As an aside, there are lovely views of the sea and nature reserve in the distance from the tees of thirteen and fourteen.
The fifteenth is the longest par 3 on the golf course at approximately 220 yards with three bunkers fronting the green and gorse off to the right. The tee shot plays over a slight valley to the green. I think it is the best hole on the golf course.
The sixteenth is a nice long par 4 of 460 yards that falls down from the tee but rises back to the green which is two tiered. The green makes the hole. Either the sixteenth or the fourteenth is the second best hole on the golf course.
Another longer par 4 follows with a green that has a false front that is not too difficult to judge. It does have three bunkers fronting the green. You are out of the dunes for this hole and you immediately wish you had one more hole in them.

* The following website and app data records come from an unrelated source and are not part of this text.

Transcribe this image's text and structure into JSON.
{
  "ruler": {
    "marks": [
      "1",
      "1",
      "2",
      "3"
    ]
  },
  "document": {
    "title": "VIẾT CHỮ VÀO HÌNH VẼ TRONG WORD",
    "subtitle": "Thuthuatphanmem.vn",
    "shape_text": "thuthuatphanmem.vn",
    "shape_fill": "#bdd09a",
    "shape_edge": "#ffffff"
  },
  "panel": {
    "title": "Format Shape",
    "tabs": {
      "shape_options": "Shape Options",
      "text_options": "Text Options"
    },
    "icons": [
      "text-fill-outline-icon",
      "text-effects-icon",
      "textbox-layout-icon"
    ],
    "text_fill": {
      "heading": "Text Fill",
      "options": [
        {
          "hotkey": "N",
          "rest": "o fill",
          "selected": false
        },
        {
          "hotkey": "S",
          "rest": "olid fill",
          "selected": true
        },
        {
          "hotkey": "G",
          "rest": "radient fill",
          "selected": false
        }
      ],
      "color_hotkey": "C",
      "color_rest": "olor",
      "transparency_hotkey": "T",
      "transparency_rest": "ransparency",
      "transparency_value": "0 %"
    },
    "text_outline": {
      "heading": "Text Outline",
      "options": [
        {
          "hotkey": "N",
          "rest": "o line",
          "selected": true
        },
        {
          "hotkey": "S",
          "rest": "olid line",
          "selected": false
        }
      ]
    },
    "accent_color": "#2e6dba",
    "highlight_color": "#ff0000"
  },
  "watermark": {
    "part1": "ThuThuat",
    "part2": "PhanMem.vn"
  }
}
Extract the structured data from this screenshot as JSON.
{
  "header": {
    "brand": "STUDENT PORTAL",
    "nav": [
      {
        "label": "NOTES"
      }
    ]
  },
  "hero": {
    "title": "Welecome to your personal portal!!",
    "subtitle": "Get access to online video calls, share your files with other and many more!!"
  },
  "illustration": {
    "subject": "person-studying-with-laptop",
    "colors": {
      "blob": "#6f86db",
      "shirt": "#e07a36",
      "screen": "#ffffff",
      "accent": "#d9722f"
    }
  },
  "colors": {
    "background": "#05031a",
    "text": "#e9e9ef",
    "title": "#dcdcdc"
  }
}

I like the finishing hole with the slightly blind tee shot and out of bounds on the left due to the road. The green has four bunkers and swales fronting it. If the green had more interesting contours to it, then it could be a very good finish to the round.
The stretch of holes from 11 to 16 are memorable enough that a visit to Pyle and Kenfig will be satisfying. It is not a golf course that one would go out of their way to play for six holes that are good but not great. There are another three holes also above average. There are wonderful views.
As stated earlier, if the club truly wanted to invest in the course, adding another 75-100 yards but more importantly if they created more challenging and interesting green complexes, brought native vegetation closer in play and narrow the fairways primarily on the front nine, they would improve both the visual and strategic elements to the course. If so, they could certainly have a top five golf course in Wales.
As it is presented today, the better views and interest are looking off the golf course instead of on the golf course.
I agree with most of what’s already been written here. Six holes are top-notch then the rest vary between good and boring. Near the road the turf doesn’t feel like a links course, and the 10th and 18th fairways were basically flooded after heavy rain. Okay there’s a stream there but that gathering of water wouldn’t happen if the ground was sandy and bouncy.
It's still playable and there’s fun to be had but P&K won’t prove the highlight of many trips. During the front nine we were more interested in gazing towards the dunes on the back. There’s a lot of bracken over there which in Autumn turned a striking red, really giving it a unique and wild look. Walking from the 10th to the 11th there is such a marked change in scenery and vibe. If only they’d built both nines over there!
It’s also a fair bit tougher over that side as wayward shots will find uneven lies. I had major trouble on the 13th, do not try and cut that dogleg. I didn’t but stuck one on the inside anyway. The par 3 15th is a bit of a redan, you can feed the ball from the right and around a bunker. The greens in that part were more interesting too but they were in good condition all over to be fair, apart from some expected puddles.
Overall, if planning a Welsh trip I wouldn’t prioritise Pyle & Kenfig but if it works out to be convenient, sure, go for it. In warmer, drier conditions the front nine would likely be more fun as well, it’s fairly wide so I’m sure you would enjoy bombing tee shots and watching them roll out.
10 day trip to Wales in July with my annual UK/Ireland regulars, P&K was first up, and perfect for first off the plane. Gentle front nice and lovely links in the dunes on the back. Pleasant ambiance, nice welcome, good caddies.nice way to start the trip. Try it!